We left the house early to beat the heat for our hike during the eleventh week after the vernal equinox.The heat stayed at bay, for the most part, but the bugs were out in force. If you look closely, you can see them hovering in the photo above, mostly against the trees to the right.
As we walked past the beaver pond listening for frogs, a bug flew right into my mouth and made me feel wistful for winter hikes.
I spent so much energy looking forward to spring even in the midst of our very mild winter, and I am excited for some of what comes with the warm weather. I love having my little garden started, and I’m excited that strawberry picking starts tomorrow (and that my kids are so excited about it, too). I’ve liked the crocuses and the tulips, the lilacs and the lupine, the violets and the irises, and I’ll like the black-eyed susans and the marigolds and the cosmos and the peonies when it’s time for them.

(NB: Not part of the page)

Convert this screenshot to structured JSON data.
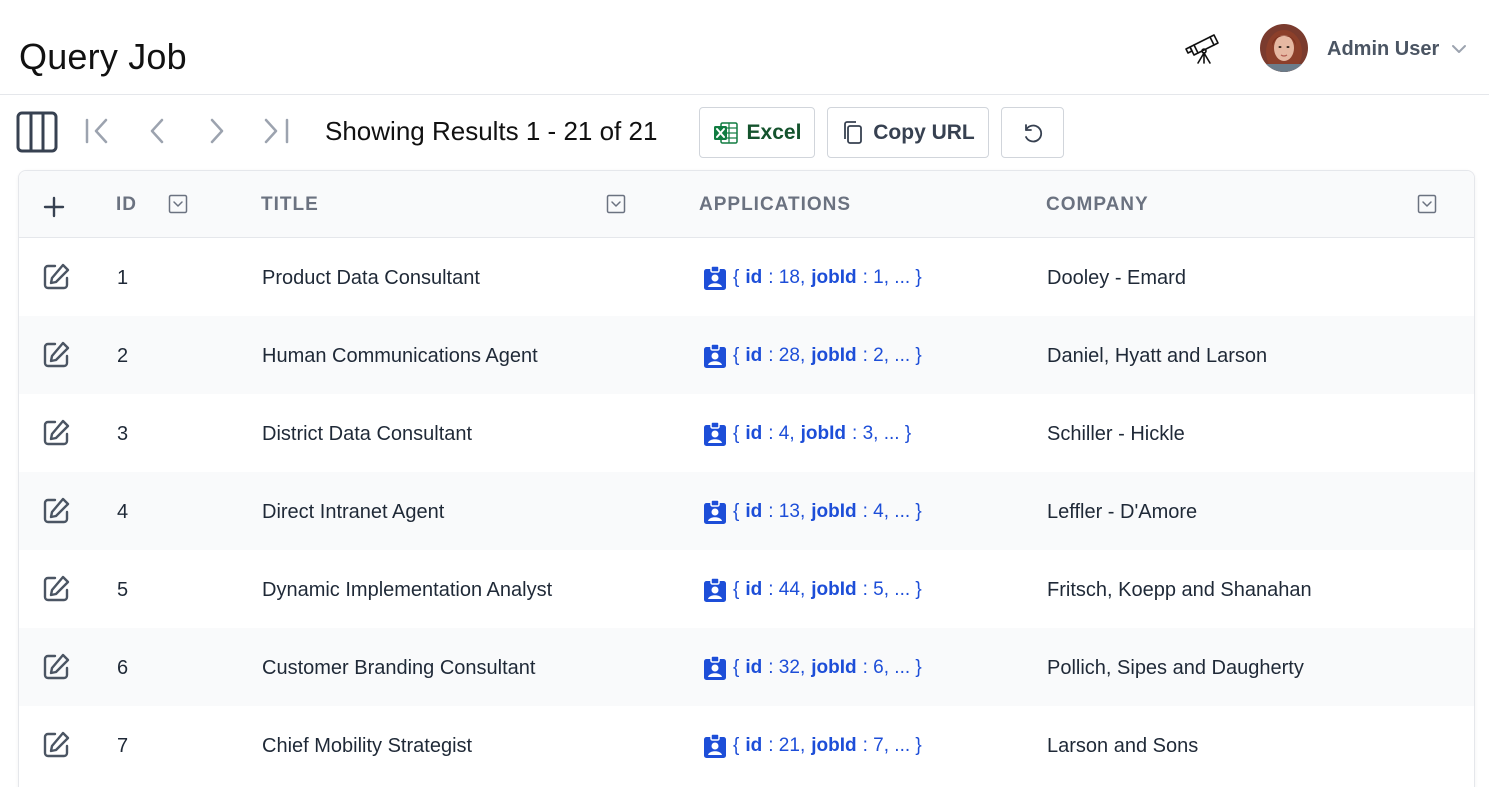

But I’m not a fan of the perpetual sweatiness, my glasses sliding down my nose, and the greasy feeling on my skin. I don’t like swatting bugs and finding ticks (although if ticks are around I suppose I’d rather know where they are than have them sneak up on me). And although I hate to admit it, the explosion of plant life along the trail feels claustrophobic.
There’s always something to complain about.

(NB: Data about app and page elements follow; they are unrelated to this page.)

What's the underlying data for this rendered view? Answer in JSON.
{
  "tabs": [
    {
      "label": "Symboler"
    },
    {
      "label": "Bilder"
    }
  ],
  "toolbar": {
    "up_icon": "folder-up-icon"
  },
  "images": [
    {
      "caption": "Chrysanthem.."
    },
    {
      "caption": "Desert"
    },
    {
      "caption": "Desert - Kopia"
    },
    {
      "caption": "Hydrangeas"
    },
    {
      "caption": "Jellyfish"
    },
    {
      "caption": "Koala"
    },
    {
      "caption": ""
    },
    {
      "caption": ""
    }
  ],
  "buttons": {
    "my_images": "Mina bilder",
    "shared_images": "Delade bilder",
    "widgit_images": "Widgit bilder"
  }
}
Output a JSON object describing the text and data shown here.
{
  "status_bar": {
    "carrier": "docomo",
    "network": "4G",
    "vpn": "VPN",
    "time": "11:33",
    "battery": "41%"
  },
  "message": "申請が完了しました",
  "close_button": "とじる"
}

Luckily my kids are still having a blast with our hikes. Just like in winter, they whine about the temperature at first, but they soon forget their discomfort in the new discoveries to be made each week. Not only do they live in the moment better than I do, they don’t seem to fight things as much, maybe because they’ve not gotten into the habit of thinking they can control things. They might feel physically uncomfortable in the cold or the heat or the damp, but they don’t feel it as a personal affront as I tend to.

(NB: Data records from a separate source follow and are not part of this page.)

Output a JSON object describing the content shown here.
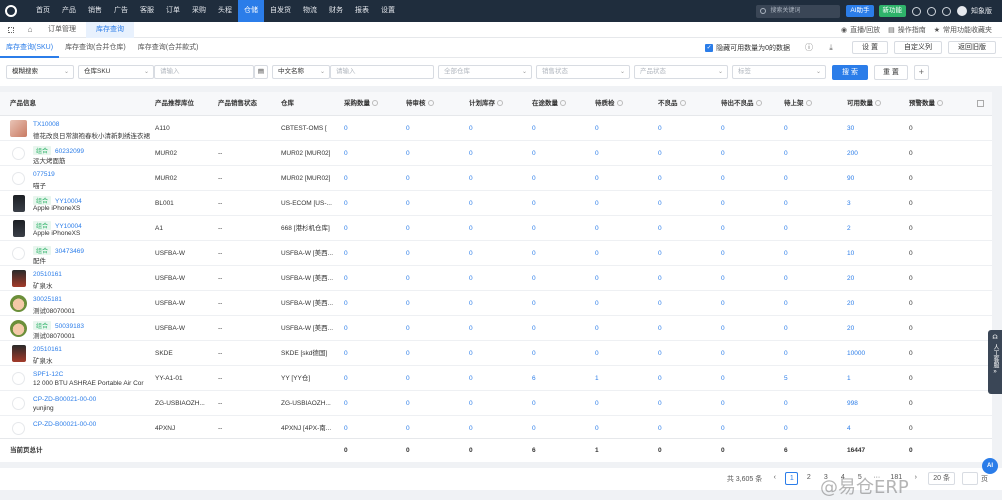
{
  "topnav": {
    "items": [
      "首页",
      "产品",
      "销售",
      "广告",
      "客服",
      "订单",
      "采购",
      "头程",
      "仓储",
      "自发货",
      "物流",
      "财务",
      "报表",
      "设置"
    ],
    "active_index": 8,
    "search_placeholder": "搜索关键词",
    "ai_label": "AI助手",
    "new_label": "新功能",
    "user": "知象版"
  },
  "tabsbar": {
    "tabs": [
      "订单管理",
      "库存查询"
    ],
    "active_index": 1
  },
  "subtabs": {
    "items": [
      "库存查询(SKU)",
      "库存查询(合并仓库)",
      "库存查询(合并款式)"
    ],
    "active_index": 0
  },
  "actions": {
    "hide_zero": "隐藏可用数量为0的数据",
    "settings": "设 置",
    "custom_columns": "自定义列",
    "back_old": "返回旧版"
  },
  "header_links": {
    "video": "直播/回放",
    "guide": "操作指南",
    "favorites": "常用功能收藏夹"
  },
  "filters": {
    "fuzzy": "模糊搜索",
    "sku_type": "仓库SKU",
    "input_ph": "请输入",
    "cn_name": "中文名称",
    "input_ph2": "请输入",
    "warehouse": "全部仓库",
    "sale_status": "销售状态",
    "product_status": "产品状态",
    "mark": "标签",
    "search_btn": "搜 索",
    "reset_btn": "重 置"
  },
  "table": {
    "columns": [
      "产品信息",
      "产品推荐库位",
      "产品销售状态",
      "仓库",
      "采购数量",
      "待审核",
      "计划库存",
      "在途数量",
      "待质检",
      "不良品",
      "待出不良品",
      "待上架",
      "可用数量",
      "预警数量"
    ],
    "rows": [
      {
        "sku": "TX10008",
        "tag": "",
        "name": "德花改良日常旗袍春秋小清新刺绣连衣裙",
        "thumb": "pic",
        "loc": "A110",
        "status": "",
        "wh": "CBTEST-OMS [",
        "v": [
          "0",
          "0",
          "0",
          "0",
          "0",
          "0",
          "0",
          "0",
          "30",
          "0"
        ]
      },
      {
        "sku": "60232099",
        "tag": "组合",
        "name": "远大烤面筋",
        "thumb": "empty",
        "loc": "MUR02",
        "status": "--",
        "wh": "MUR02 [MUR02]",
        "v": [
          "0",
          "0",
          "0",
          "0",
          "0",
          "0",
          "0",
          "0",
          "200",
          "0"
        ]
      },
      {
        "sku": "077519",
        "tag": "",
        "name": "喵子",
        "thumb": "empty",
        "loc": "MUR02",
        "status": "--",
        "wh": "MUR02 [MUR02]",
        "v": [
          "0",
          "0",
          "0",
          "0",
          "0",
          "0",
          "0",
          "0",
          "90",
          "0"
        ]
      },
      {
        "sku": "YY10004",
        "tag": "组合",
        "name": "Apple iPhoneXS",
        "thumb": "phone",
        "loc": "BL001",
        "status": "--",
        "wh": "US-ECOM [US-...",
        "v": [
          "0",
          "0",
          "0",
          "0",
          "0",
          "0",
          "0",
          "0",
          "3",
          "0"
        ]
      },
      {
        "sku": "YY10004",
        "tag": "组合",
        "name": "Apple iPhoneXS",
        "thumb": "phone",
        "loc": "A1",
        "status": "--",
        "wh": "668 [港杉机仓库]",
        "v": [
          "0",
          "0",
          "0",
          "0",
          "0",
          "0",
          "0",
          "0",
          "2",
          "0"
        ]
      },
      {
        "sku": "30473469",
        "tag": "组合",
        "name": "配件",
        "thumb": "empty",
        "loc": "USFBA-W",
        "status": "--",
        "wh": "USFBA-W [美西...",
        "v": [
          "0",
          "0",
          "0",
          "0",
          "0",
          "0",
          "0",
          "0",
          "10",
          "0"
        ]
      },
      {
        "sku": "20510161",
        "tag": "",
        "name": "矿泉水",
        "thumb": "bottle",
        "loc": "USFBA-W",
        "status": "--",
        "wh": "USFBA-W [美西...",
        "v": [
          "0",
          "0",
          "0",
          "0",
          "0",
          "0",
          "0",
          "0",
          "20",
          "0"
        ]
      },
      {
        "sku": "30025181",
        "tag": "",
        "name": "测试08070001",
        "thumb": "face",
        "loc": "USFBA-W",
        "status": "--",
        "wh": "USFBA-W [美西...",
        "v": [
          "0",
          "0",
          "0",
          "0",
          "0",
          "0",
          "0",
          "0",
          "20",
          "0"
        ]
      },
      {
        "sku": "50039183",
        "tag": "组合",
        "name": "测试08070001",
        "thumb": "face",
        "loc": "USFBA-W",
        "status": "--",
        "wh": "USFBA-W [美西...",
        "v": [
          "0",
          "0",
          "0",
          "0",
          "0",
          "0",
          "0",
          "0",
          "20",
          "0"
        ]
      },
      {
        "sku": "20510161",
        "tag": "",
        "name": "矿泉水",
        "thumb": "bottle",
        "loc": "SKDE",
        "status": "--",
        "wh": "SKDE [skd德国]",
        "v": [
          "0",
          "0",
          "0",
          "0",
          "0",
          "0",
          "0",
          "0",
          "10000",
          "0"
        ]
      },
      {
        "sku": "SPF1-12C",
        "tag": "",
        "name": "12 000 BTU ASHRAE Portable Air Cor",
        "thumb": "empty",
        "loc": "YY-A1-01",
        "status": "--",
        "wh": "YY [YY仓]",
        "v": [
          "0",
          "0",
          "0",
          "6",
          "1",
          "0",
          "0",
          "5",
          "1",
          "0"
        ]
      },
      {
        "sku": "CP-ZD-B00021-00-00",
        "tag": "",
        "name": "yunjing",
        "thumb": "empty",
        "loc": "ZG-USBIAOZH...",
        "status": "--",
        "wh": "ZG-USBIAOZH...",
        "v": [
          "0",
          "0",
          "0",
          "0",
          "0",
          "0",
          "0",
          "0",
          "998",
          "0"
        ]
      },
      {
        "sku": "CP-ZD-B00021-00-00",
        "tag": "",
        "name": "",
        "thumb": "empty",
        "loc": "4PXNJ",
        "status": "--",
        "wh": "4PXNJ [4PX-南...",
        "v": [
          "0",
          "0",
          "0",
          "0",
          "0",
          "0",
          "0",
          "0",
          "4",
          "0"
        ]
      }
    ],
    "totals_label": "当前页总计",
    "totals": [
      "0",
      "0",
      "0",
      "6",
      "1",
      "0",
      "0",
      "6",
      "16447",
      "0"
    ]
  },
  "pager": {
    "total": "共 3,605 条",
    "pages": [
      "1",
      "2",
      "3",
      "4",
      "5"
    ],
    "active": "1",
    "last": "181",
    "page_size": "20 条",
    "goto_suffix": "页"
  },
  "watermark": "@易仓ERP",
  "sidetool": "人工客服",
  "ai_float": "AI"
}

They see the river nearly dried up and filled with plants, and they marvel. They feel anxious about it, too, especially my daughter who said over and over during our hike that she wishes we’d get more rain, but that’s mixed with wonder at least in equal parts.
“Look, Mom! I’m walking in the river!” the children giggle.
They have such faith that everything will be okay, no matter what happens. I’m grateful that their dad and I have been able to give them that gift. Maybe eventually I can learn to accept the same gift myself.